Today I listened to a talk by someone who I interviewed with for a post-doc position 5 years ago. It was strange to think that if I had chosen to join that lab, those could have been my data. I couldn't help but wonder if choosing a different lab and a different mentor would have led to a different career path.
It also made me think back of this post that I wrote two years ago:
It made me wonder whether if I would ever make the decision to look for a job outside science, and if so, if I would regret all the time and effort put into trying to get data, write papers and get grants? If I would look at it from a distance, would all of this seem ridiculous? Is it worth all those hours and stress and time in the lab to know one tiny detail about one sub-aspect of neuroscience? I guess if you look at it like that it’s not. So I try to do things that I like and I do them in an amount of time that is reasonable. Because as much as I’m passionate about being a scientist and trying to become a professor someday, I don’t want to look back and realize that I've spent all of my time working like a headless chicken.

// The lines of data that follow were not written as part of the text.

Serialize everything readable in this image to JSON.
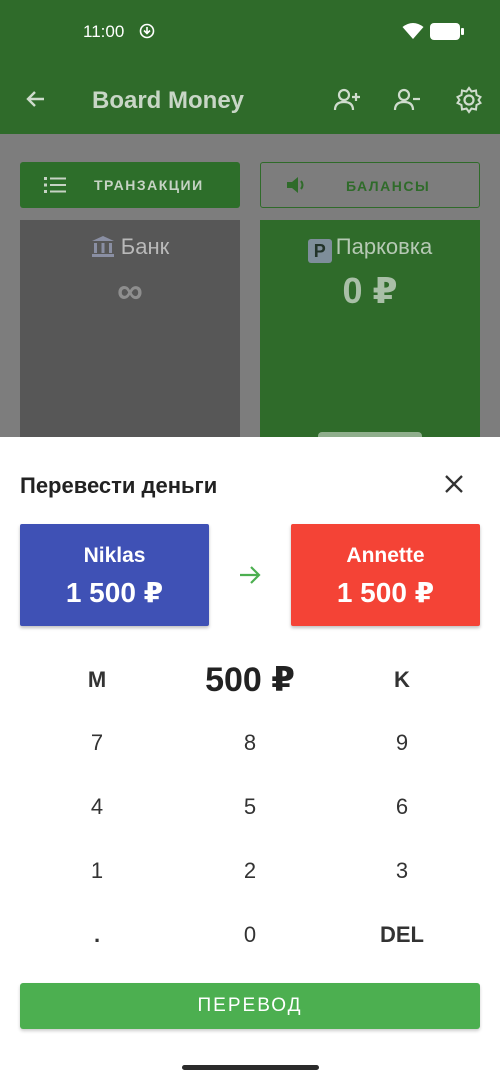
{
  "status": {
    "time": "11:00"
  },
  "appbar": {
    "title": "Board Money"
  },
  "tabs": {
    "transactions": "ТРАНЗАКЦИИ",
    "balances": "БАЛАНСЫ"
  },
  "cards": {
    "bank": {
      "name": "Банк",
      "value": "∞"
    },
    "parking": {
      "icon_letter": "P",
      "name": "Парковка",
      "value": "0 ₽"
    }
  },
  "sheet": {
    "title": "Перевести деньги",
    "from": {
      "name": "Niklas",
      "balance": "1 500 ₽"
    },
    "to": {
      "name": "Annette",
      "balance": "1 500 ₽"
    },
    "amount": "500 ₽",
    "keys": {
      "m": "M",
      "k": "K",
      "k7": "7",
      "k8": "8",
      "k9": "9",
      "k4": "4",
      "k5": "5",
      "k6": "6",
      "k1": "1",
      "k2": "2",
      "k3": "3",
      "dot": ".",
      "k0": "0",
      "del": "DEL"
    },
    "transfer_label": "ПЕРЕВОД"
  },
  "colors": {
    "primary": "#2f6b2a",
    "from_card": "#3f51b5",
    "to_card": "#f44336",
    "action": "#4caf50"
  }
}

First, I have come to realize that all this hard work that we do in science, is not at all useless outside academia. Because outside academia, people still care about whether you are able to finish projects, whether you can bring projects from ideas to data to papers and whether you can show the results of for example a successful collaboration by a paper that you published together. Even all the exercise in writing grants that were unfunded has been useful because it has improved my writing and how I get a message across.
So instead of dwelling on "what if", of course there are no alternate realities (well maybe, but not that I'm aware of at least). There are only the choices that I made that led me to where I am now.
And another interesting observation: it was weird to for the first time in years listen to science talks and not be thinking about how I could use this information and what I was going to propose in the next fellowship or grant proposal that I'm writing. It did make me a little sad.